Chunking: Learning Technique for Better Memory and Understanding

Chunking: Learning Technique for Better Memory and Understanding

November 30, 2019 64 By Stanley Isaacs

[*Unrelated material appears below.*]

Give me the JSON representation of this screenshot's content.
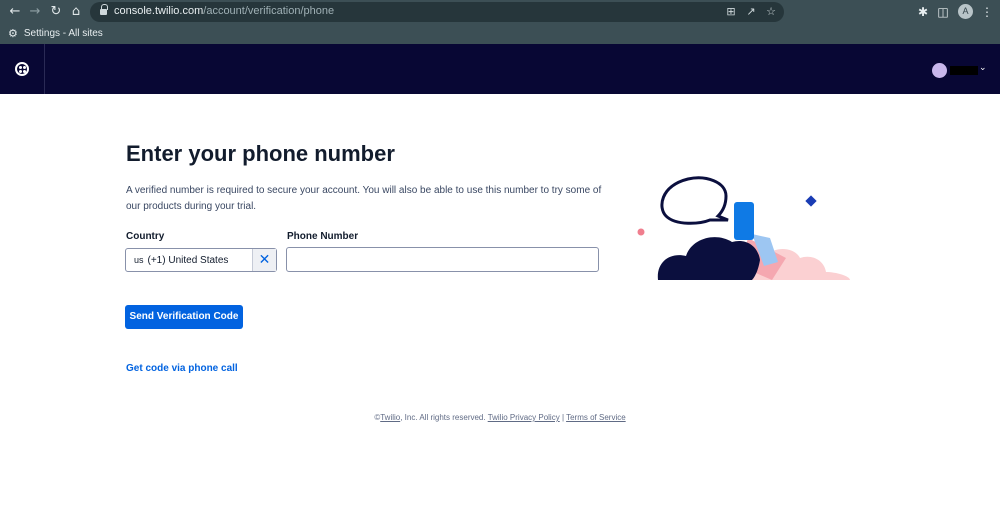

081127882 is a hard number to remember. If you chunk the number into 081 127 882 its easier. Cutting large bits of information into smaller pieces helps us to understand. If we put small pieces back together, we can see the big picture and that helps us to remember. The process is called Chunking. This is how it works. Our short-term is fast but tiny. According to learning expert Dr. Oakley it can hold only 4 chunks of information at once. So when new inputs arrive it has two ways to pick them up. First, it can overwrite and forget what it has to make space for new information. Or it can use mental effort to move a chunk from the working memory into the long-term memory where it can be stored and remembered later. This is why its almost impossible to recall 9 digits like 081127882. There is simply not enough space. Once chunked, there is. There are several ways to chunk. You can break a larger piece into smaller bits, identify patterns or group pieces to see the larger picture. Once a chunk is created, you can use deliberate practice to move it into your long-term memory where it connects with exercising experiences. Now it can be stored for years and if regularly used, accessed without much mental effort To make this transfer more effective it helps to add context which acts like memory super glue. Great instructors always try to give you the big picture before going into detail. If you study by yourself, you can skim through your textbook first by reading chapter headlines. Learning facts without understanding the big picture is pretty useless, as we will forget what we have learned very fast. Professional piano teachers first show their students the entire song so they understand the mood. Then they ask their students to practice one measure at the time. Once the part has been learned and the neural connections in the brain has been built, then students go to the next measure. After all chunks can be played separately, they are combined until the entire piece is connected. Now the student can play the piece with less mental effort. Chunking also helps to understand complex topics, say trade between China and India. First study China: the people, the culture and the economy. Then summarize and put what you learned in your own simple language. Repeat the process for India. Then study trade itself: the mechanics, benefits and problems. Again, simplify to form an underlying idea. At the end, you might just have summarized several books onto one napkin. Try chunking next time you feel the limits of your working memory. Just like how clever restaurants chunks their menus into starters, mains, desserts, with 3-4 options each. With chunking it’s easy to compare our options and make a decision. If you like our videos and want to support our channel, visit us at patreon.com/sprouts and see if you want to donate just 1 dollar. With your support we plan to create many more minute-videos about learning and education.